_Brief_
Where a line below holds the string "user", that line goes into the answer.
[Opening Given data section]
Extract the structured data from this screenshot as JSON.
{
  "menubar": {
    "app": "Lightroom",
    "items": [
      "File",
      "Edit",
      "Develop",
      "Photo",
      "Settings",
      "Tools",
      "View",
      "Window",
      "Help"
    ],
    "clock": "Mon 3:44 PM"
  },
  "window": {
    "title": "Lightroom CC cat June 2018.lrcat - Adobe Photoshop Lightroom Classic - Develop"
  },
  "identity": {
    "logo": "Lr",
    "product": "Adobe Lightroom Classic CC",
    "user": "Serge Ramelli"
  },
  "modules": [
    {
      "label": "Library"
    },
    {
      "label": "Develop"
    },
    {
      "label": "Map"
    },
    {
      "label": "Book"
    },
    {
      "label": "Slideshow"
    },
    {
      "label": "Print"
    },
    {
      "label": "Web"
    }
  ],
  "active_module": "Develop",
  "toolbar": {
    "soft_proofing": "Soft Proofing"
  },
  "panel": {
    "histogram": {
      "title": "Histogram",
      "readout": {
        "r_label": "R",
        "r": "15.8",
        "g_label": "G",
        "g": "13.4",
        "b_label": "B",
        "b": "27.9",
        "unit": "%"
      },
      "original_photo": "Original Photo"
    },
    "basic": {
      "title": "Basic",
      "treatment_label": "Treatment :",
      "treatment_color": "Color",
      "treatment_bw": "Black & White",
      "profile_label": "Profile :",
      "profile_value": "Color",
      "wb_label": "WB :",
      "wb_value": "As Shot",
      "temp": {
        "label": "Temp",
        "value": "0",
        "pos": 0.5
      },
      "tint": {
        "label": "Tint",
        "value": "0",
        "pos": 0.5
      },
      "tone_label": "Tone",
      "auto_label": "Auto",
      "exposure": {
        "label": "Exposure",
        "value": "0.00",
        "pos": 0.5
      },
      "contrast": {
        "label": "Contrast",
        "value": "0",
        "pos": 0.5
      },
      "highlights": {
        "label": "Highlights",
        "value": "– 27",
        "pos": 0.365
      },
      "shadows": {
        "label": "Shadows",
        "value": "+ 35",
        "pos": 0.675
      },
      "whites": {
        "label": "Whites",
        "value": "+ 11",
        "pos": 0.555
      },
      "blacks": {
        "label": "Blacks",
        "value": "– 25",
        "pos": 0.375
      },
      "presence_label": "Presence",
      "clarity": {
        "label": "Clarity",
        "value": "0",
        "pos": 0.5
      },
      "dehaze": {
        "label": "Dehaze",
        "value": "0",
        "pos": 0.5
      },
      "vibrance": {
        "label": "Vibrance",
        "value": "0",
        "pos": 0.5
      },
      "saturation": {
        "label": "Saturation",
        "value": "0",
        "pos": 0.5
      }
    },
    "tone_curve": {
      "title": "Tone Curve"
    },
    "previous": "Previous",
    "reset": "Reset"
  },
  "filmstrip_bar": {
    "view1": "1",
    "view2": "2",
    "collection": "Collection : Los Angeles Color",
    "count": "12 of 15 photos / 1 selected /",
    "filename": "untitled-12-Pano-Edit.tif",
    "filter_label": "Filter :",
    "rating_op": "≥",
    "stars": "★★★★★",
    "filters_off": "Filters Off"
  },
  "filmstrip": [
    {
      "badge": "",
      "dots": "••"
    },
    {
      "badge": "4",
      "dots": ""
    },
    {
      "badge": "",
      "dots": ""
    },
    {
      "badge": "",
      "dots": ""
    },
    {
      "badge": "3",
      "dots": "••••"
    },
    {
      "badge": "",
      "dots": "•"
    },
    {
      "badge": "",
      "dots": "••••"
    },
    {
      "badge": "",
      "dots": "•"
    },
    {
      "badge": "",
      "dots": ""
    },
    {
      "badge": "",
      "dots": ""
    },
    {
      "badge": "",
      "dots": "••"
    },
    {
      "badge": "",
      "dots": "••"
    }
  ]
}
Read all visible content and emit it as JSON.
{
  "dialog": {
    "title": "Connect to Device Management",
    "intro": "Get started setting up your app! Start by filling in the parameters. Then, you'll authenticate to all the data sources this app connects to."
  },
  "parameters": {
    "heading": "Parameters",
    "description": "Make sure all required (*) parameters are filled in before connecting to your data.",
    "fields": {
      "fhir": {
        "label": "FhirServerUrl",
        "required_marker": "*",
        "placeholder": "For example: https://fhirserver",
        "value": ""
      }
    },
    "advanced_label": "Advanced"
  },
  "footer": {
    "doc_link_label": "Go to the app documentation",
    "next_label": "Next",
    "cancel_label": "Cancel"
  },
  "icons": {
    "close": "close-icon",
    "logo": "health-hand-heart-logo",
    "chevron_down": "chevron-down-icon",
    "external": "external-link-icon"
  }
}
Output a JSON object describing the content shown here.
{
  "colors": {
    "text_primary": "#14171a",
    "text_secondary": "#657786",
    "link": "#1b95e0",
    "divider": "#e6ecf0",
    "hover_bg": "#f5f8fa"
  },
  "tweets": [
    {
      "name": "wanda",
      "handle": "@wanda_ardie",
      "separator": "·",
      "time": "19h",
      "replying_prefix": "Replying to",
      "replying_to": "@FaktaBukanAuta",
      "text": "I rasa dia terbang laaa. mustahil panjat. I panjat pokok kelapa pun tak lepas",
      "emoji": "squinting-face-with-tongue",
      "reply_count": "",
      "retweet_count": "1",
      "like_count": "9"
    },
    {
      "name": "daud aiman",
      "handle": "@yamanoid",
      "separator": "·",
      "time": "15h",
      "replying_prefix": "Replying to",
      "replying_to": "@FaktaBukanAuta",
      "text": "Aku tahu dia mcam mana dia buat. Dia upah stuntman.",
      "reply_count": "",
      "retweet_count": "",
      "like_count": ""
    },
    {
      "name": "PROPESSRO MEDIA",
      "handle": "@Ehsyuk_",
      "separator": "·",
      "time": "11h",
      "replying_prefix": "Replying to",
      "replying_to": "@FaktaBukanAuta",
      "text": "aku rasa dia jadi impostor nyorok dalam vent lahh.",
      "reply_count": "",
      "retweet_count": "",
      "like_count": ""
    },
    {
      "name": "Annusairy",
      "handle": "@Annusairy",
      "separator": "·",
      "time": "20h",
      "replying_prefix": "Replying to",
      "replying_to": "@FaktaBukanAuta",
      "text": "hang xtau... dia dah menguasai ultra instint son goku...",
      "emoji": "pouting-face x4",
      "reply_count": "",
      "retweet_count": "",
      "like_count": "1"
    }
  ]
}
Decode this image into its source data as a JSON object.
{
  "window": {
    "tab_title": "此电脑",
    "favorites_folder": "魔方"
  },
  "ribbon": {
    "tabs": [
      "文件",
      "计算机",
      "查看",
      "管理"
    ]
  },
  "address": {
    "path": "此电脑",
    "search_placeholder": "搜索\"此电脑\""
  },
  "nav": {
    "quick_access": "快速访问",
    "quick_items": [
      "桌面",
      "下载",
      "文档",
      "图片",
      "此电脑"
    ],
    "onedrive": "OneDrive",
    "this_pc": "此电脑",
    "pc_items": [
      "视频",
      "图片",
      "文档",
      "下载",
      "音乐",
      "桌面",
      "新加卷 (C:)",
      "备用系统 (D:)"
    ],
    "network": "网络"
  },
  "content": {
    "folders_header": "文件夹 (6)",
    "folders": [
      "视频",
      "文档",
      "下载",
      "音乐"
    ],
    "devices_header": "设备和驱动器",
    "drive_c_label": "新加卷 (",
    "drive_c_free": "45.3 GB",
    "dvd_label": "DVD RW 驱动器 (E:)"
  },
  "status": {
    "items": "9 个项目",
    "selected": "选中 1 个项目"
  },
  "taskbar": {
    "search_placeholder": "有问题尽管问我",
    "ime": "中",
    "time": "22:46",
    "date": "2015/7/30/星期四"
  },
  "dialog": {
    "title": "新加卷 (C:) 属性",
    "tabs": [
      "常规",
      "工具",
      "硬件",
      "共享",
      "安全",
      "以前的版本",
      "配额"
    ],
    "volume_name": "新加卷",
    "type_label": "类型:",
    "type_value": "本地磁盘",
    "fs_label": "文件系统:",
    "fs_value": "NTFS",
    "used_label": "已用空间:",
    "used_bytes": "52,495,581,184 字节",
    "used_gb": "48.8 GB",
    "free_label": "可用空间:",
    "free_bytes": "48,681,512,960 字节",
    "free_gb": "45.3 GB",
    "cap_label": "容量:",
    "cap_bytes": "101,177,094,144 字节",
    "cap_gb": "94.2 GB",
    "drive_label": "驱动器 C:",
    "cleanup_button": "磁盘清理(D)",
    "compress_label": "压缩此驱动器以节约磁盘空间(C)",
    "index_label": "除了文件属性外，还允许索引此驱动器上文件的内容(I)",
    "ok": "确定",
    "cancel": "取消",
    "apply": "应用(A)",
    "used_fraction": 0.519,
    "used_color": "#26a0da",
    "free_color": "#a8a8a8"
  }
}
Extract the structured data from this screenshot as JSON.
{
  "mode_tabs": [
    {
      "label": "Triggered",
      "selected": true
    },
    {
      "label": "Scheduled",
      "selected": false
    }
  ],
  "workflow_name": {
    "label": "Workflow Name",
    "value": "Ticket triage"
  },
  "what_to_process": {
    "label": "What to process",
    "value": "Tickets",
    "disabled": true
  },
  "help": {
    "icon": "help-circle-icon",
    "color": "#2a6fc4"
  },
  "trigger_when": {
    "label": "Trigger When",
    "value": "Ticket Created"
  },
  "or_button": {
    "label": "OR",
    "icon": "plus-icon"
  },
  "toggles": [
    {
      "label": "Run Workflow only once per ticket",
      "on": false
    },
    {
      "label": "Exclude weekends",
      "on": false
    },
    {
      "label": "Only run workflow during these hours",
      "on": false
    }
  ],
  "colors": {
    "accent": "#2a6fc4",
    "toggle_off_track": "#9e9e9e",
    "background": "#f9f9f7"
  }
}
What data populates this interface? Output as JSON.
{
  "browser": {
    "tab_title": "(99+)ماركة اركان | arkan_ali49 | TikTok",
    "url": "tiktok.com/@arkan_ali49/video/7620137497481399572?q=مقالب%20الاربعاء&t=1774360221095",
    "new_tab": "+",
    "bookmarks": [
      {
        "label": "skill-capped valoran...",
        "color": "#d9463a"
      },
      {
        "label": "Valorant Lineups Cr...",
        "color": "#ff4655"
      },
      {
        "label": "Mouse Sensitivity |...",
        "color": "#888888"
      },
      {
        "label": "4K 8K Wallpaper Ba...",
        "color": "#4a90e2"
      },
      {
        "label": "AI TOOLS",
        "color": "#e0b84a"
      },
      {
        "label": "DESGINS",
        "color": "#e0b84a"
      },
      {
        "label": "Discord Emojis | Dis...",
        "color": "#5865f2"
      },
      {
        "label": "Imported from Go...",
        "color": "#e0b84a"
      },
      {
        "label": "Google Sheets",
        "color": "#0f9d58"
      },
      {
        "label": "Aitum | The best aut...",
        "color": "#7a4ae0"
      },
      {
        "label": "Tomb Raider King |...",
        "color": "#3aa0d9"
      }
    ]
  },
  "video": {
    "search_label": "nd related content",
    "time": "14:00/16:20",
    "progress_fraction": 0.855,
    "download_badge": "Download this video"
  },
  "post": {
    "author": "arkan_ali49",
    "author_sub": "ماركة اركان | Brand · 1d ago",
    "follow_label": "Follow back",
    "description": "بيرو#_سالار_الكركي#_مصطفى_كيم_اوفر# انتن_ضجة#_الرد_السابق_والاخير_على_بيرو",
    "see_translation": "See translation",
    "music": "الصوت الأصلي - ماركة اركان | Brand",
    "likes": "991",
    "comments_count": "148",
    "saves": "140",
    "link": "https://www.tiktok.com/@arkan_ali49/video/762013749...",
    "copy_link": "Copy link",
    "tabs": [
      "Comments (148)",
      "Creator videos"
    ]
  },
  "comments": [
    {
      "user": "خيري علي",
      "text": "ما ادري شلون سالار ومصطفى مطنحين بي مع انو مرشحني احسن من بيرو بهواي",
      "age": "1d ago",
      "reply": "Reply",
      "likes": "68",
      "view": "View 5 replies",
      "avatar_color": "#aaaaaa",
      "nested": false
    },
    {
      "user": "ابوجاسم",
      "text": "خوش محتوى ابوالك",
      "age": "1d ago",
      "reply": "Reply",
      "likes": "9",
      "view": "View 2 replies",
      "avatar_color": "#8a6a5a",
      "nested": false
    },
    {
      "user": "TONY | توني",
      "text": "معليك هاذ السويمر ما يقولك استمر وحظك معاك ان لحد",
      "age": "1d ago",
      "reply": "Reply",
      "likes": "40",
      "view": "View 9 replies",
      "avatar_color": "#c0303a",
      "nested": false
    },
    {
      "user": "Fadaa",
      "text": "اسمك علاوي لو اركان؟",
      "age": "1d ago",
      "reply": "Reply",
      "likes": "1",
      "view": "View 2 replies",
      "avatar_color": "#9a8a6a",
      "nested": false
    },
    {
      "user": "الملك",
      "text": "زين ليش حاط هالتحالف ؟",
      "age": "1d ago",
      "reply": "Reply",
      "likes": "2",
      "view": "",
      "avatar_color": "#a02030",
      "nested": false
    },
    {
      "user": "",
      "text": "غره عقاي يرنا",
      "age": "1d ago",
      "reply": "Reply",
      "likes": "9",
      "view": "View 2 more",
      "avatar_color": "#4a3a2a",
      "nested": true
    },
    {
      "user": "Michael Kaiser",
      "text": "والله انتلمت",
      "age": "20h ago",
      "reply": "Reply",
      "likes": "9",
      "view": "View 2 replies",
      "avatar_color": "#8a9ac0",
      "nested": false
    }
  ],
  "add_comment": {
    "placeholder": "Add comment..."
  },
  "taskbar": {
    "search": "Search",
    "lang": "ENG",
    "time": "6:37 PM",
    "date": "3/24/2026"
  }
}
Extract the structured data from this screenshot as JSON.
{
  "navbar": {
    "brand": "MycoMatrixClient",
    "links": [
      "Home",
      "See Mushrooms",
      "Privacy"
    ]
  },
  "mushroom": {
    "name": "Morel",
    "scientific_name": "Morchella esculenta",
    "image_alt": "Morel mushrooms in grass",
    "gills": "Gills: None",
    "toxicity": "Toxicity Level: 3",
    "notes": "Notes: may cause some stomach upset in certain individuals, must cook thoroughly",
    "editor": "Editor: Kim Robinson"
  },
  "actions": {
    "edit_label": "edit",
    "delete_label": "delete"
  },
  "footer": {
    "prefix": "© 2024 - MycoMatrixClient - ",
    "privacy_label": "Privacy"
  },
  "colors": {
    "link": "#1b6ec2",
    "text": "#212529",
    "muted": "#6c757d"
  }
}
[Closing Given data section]
_Response to this task_
    "user": "Serge Ramelli"
      "user": "خيري علي",
      "user": "ابوجاسم",
      "user": "TONY | توني",
      "user": "Fadaa",
      "user": "الملك",
      "user": "",
      "user": "Michael Kaiser",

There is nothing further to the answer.